Preventing Electrostatic Discharge Damage
Many switch hardware components are sensitive to damage from static electricity. Some components can be impaired by voltages as low as 30 V. You can easily generate potentially damaging static voltages whenever you handle plastic or foam packing material or if you move components across plastic or carpets. Observe the following guidelines to minimize the potential for electrostatic discharge (ESD) damage, which can cause intermittent or complete component failures:
- Always use an ESD wrist strap or ankle strap, and make
sure that it is in direct contact with your skin.
Caution: For safety, periodically check the resistance value of the ESD strap. The measurement must be in the range of 1 through 10 Mohms.
- When handling any component that is removed from the chassis, make sure the equipment end of your ESD strap is attached to the electrostatic discharge points on the rear panel of the chassis (see Figure 1 and Figure 2).
- Avoid contact between the component and your clothing.
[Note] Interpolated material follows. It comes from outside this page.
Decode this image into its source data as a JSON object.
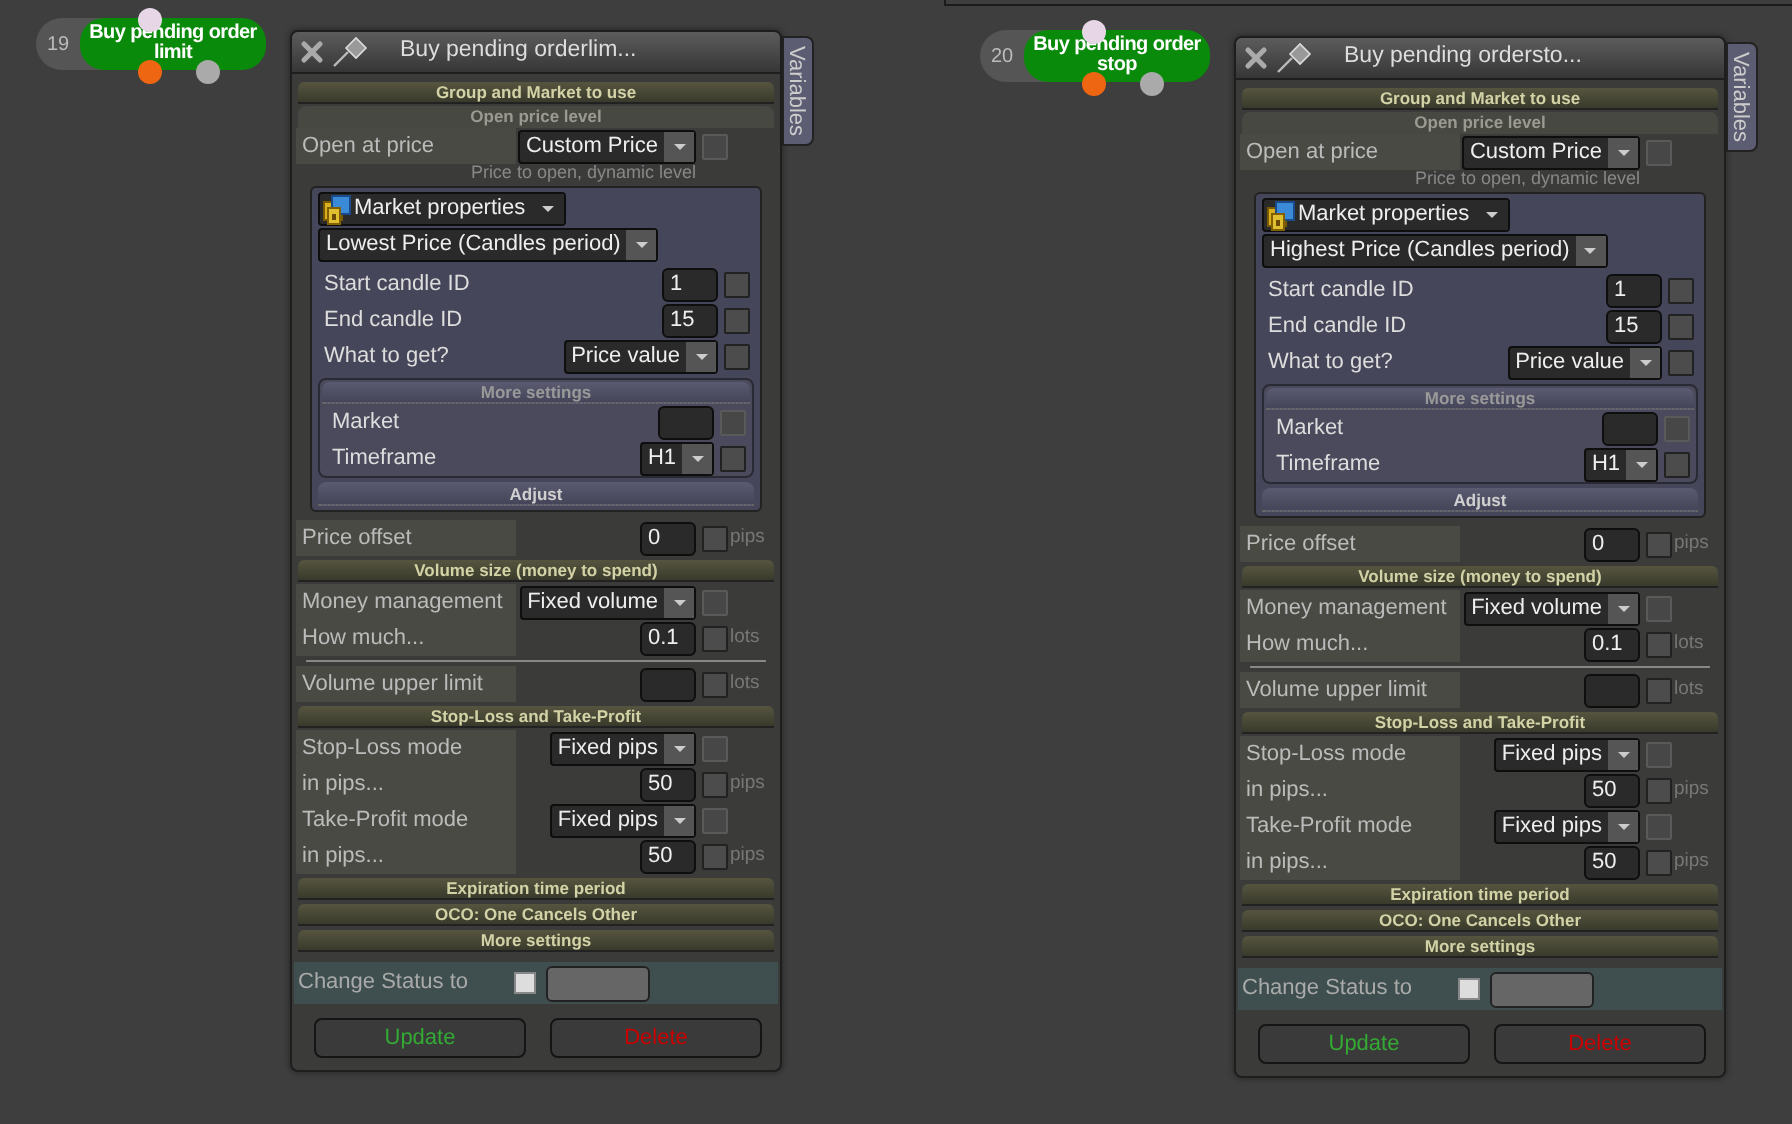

ESD voltages emitted from clothing can damage components.
- When removing or installing a component, always place
it component-side up on an antistatic surface, in an antistatic card
rack, or in an electrostatic bag (see Figure 3). If you are returning a component, place it in an electrostatic
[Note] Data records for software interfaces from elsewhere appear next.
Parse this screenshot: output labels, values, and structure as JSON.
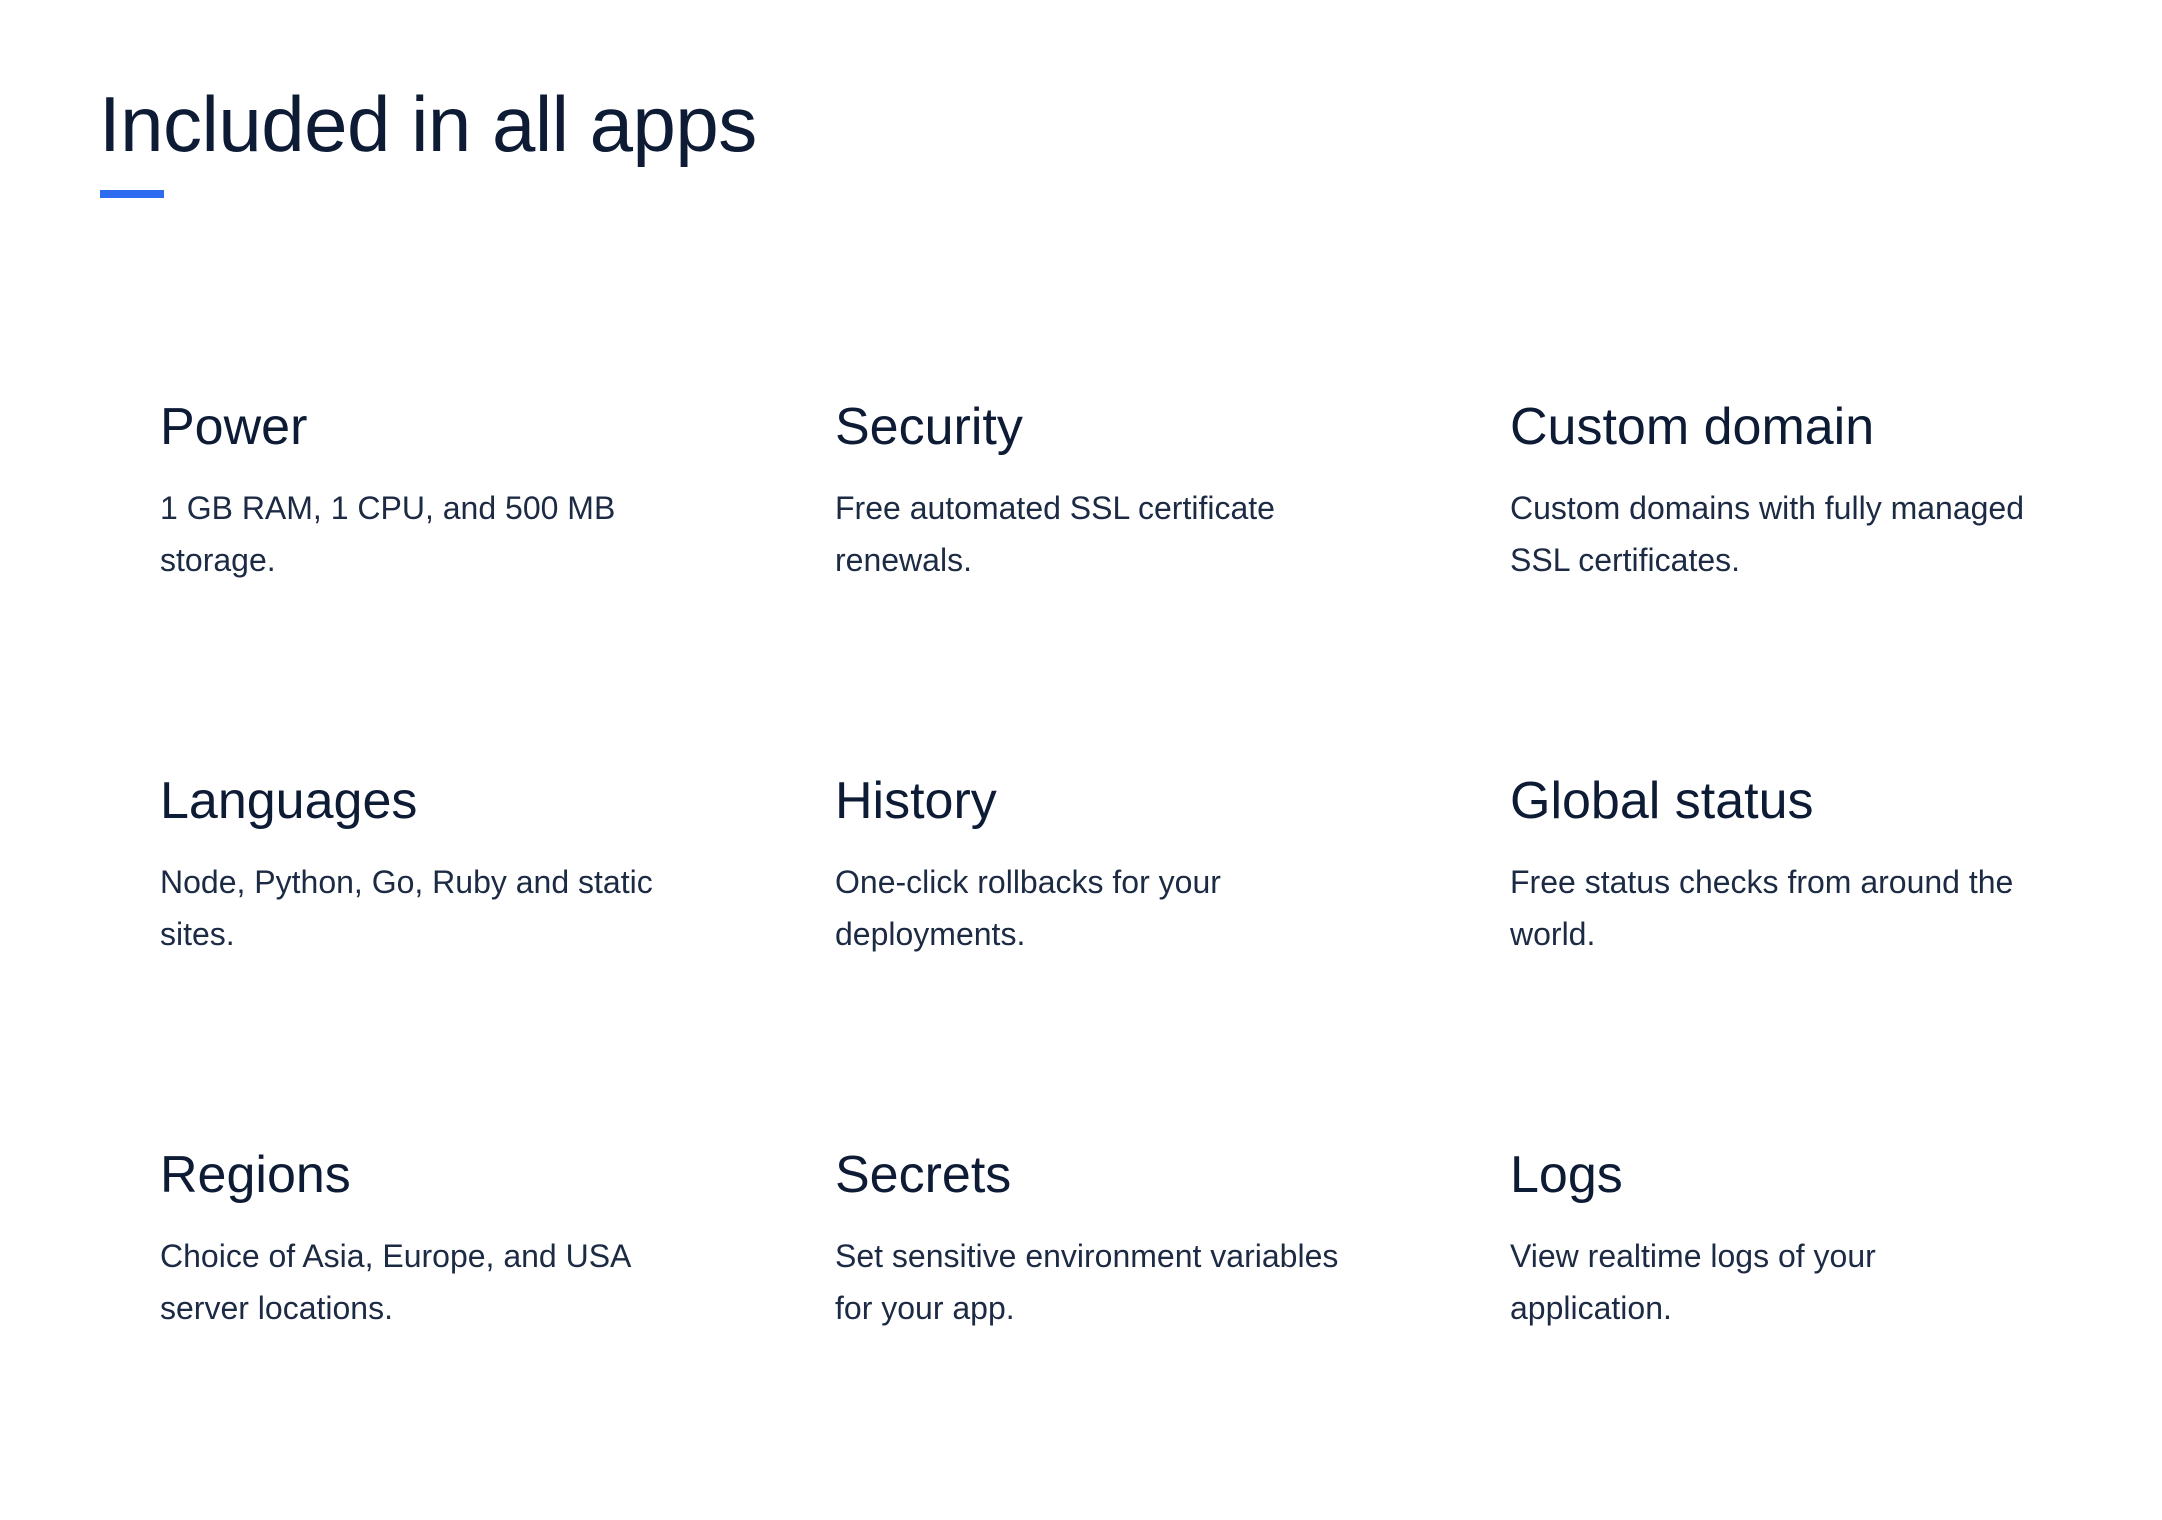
{
  "section": {
    "title": "Included in all apps",
    "accent_color": "#2d6cf0"
  },
  "features": [
    {
      "title": "Power",
      "description": "1 GB RAM, 1 CPU, and 500 MB storage."
    },
    {
      "title": "Security",
      "description": "Free automated SSL certificate renewals."
    },
    {
      "title": "Custom domain",
      "description": "Custom domains with fully managed SSL certificates."
    },
    {
      "title": "Languages",
      "description": "Node, Python, Go, Ruby and static sites."
    },
    {
      "title": "History",
      "description": "One-click rollbacks for your deployments."
    },
    {
      "title": "Global status",
      "description": "Free status checks from around the world."
    },
    {
      "title": "Regions",
      "description": "Choice of Asia, Europe, and USA server locations."
    },
    {
      "title": "Secrets",
      "description": "Set sensitive environment variables for your app."
    },
    {
      "title": "Logs",
      "description": "View realtime logs of your application."
    }
  ]
}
bag before packing it.
Figure 1: EX 3200 Switch Rear Panel
Figure 2: EX 4200 Switch Rear Panel
Figure 3: Place a Component into an Electrostatic Bag
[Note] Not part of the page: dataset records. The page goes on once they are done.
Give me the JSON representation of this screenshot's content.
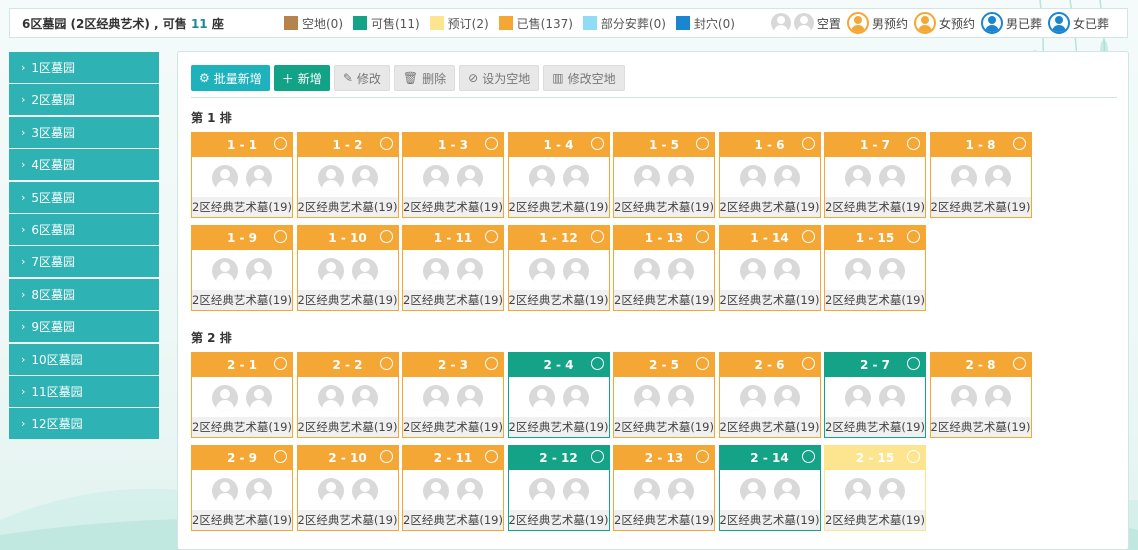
{
  "header": {
    "title_prefix": "6区墓园 (2区经典艺术) , 可售 ",
    "available_count": "11",
    "title_suffix": " 座"
  },
  "legend": [
    {
      "label": "空地(0)",
      "color": "#b5834e"
    },
    {
      "label": "可售(11)",
      "color": "#14a386"
    },
    {
      "label": "预订(2)",
      "color": "#fde58f"
    },
    {
      "label": "已售(137)",
      "color": "#f5a735"
    },
    {
      "label": "部分安葬(0)",
      "color": "#8fdcf6"
    },
    {
      "label": "封穴(0)",
      "color": "#1a86d0"
    }
  ],
  "avatar_legend": [
    {
      "label": "空置",
      "icon": "empty-avatar-icon"
    },
    {
      "label": "男预约",
      "icon": "male-reserved-icon",
      "color": "#f5a735"
    },
    {
      "label": "女预约",
      "icon": "female-reserved-icon",
      "color": "#f5a735"
    },
    {
      "label": "男已葬",
      "icon": "male-buried-icon",
      "color": "#1a86d0"
    },
    {
      "label": "女已葬",
      "icon": "female-buried-icon",
      "color": "#1a86d0"
    }
  ],
  "sidebar": {
    "items": [
      "1区墓园",
      "2区墓园",
      "3区墓园",
      "4区墓园",
      "5区墓园",
      "6区墓园",
      "7区墓园",
      "8区墓园",
      "9区墓园",
      "10区墓园",
      "11区墓园",
      "12区墓园"
    ]
  },
  "toolbar": {
    "batch_add": "批量新增",
    "add": "新增",
    "edit": "修改",
    "delete": "删除",
    "set_empty": "设为空地",
    "edit_empty": "修改空地"
  },
  "rows": [
    {
      "label": "第 1 排",
      "plots": [
        {
          "id": "1 - 1",
          "status": "sold",
          "name": "2区经典艺术墓(19)"
        },
        {
          "id": "1 - 2",
          "status": "sold",
          "name": "2区经典艺术墓(19)"
        },
        {
          "id": "1 - 3",
          "status": "sold",
          "name": "2区经典艺术墓(19)"
        },
        {
          "id": "1 - 4",
          "status": "sold",
          "name": "2区经典艺术墓(19)"
        },
        {
          "id": "1 - 5",
          "status": "sold",
          "name": "2区经典艺术墓(19)"
        },
        {
          "id": "1 - 6",
          "status": "sold",
          "name": "2区经典艺术墓(19)"
        },
        {
          "id": "1 - 7",
          "status": "sold",
          "name": "2区经典艺术墓(19)"
        },
        {
          "id": "1 - 8",
          "status": "sold",
          "name": "2区经典艺术墓(19)"
        },
        {
          "id": "1 - 9",
          "status": "sold",
          "name": "2区经典艺术墓(19)"
        },
        {
          "id": "1 - 10",
          "status": "sold",
          "name": "2区经典艺术墓(19)"
        },
        {
          "id": "1 - 11",
          "status": "sold",
          "name": "2区经典艺术墓(19)"
        },
        {
          "id": "1 - 12",
          "status": "sold",
          "name": "2区经典艺术墓(19)"
        },
        {
          "id": "1 - 13",
          "status": "sold",
          "name": "2区经典艺术墓(19)"
        },
        {
          "id": "1 - 14",
          "status": "sold",
          "name": "2区经典艺术墓(19)"
        },
        {
          "id": "1 - 15",
          "status": "sold",
          "name": "2区经典艺术墓(19)"
        }
      ]
    },
    {
      "label": "第 2 排",
      "plots": [
        {
          "id": "2 - 1",
          "status": "sold",
          "name": "2区经典艺术墓(19)"
        },
        {
          "id": "2 - 2",
          "status": "sold",
          "name": "2区经典艺术墓(19)"
        },
        {
          "id": "2 - 3",
          "status": "sold",
          "name": "2区经典艺术墓(19)"
        },
        {
          "id": "2 - 4",
          "status": "forsale",
          "name": "2区经典艺术墓(19)"
        },
        {
          "id": "2 - 5",
          "status": "sold",
          "name": "2区经典艺术墓(19)"
        },
        {
          "id": "2 - 6",
          "status": "sold",
          "name": "2区经典艺术墓(19)"
        },
        {
          "id": "2 - 7",
          "status": "forsale",
          "name": "2区经典艺术墓(19)"
        },
        {
          "id": "2 - 8",
          "status": "sold",
          "name": "2区经典艺术墓(19)"
        },
        {
          "id": "2 - 9",
          "status": "sold",
          "name": "2区经典艺术墓(19)"
        },
        {
          "id": "2 - 10",
          "status": "sold",
          "name": "2区经典艺术墓(19)"
        },
        {
          "id": "2 - 11",
          "status": "sold",
          "name": "2区经典艺术墓(19)"
        },
        {
          "id": "2 - 12",
          "status": "forsale",
          "name": "2区经典艺术墓(19)"
        },
        {
          "id": "2 - 13",
          "status": "sold",
          "name": "2区经典艺术墓(19)"
        },
        {
          "id": "2 - 14",
          "status": "forsale",
          "name": "2区经典艺术墓(19)"
        },
        {
          "id": "2 - 15",
          "status": "reserved",
          "name": "2区经典艺术墓(19)"
        }
      ]
    }
  ]
}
Note: ANSI/TIA/EIA-568 cables such as category 5e and category 6 can get electrostatically charged. In order to dissipate this charge, always ground the cables to a suitable and safe earth ground before connecting them to the system.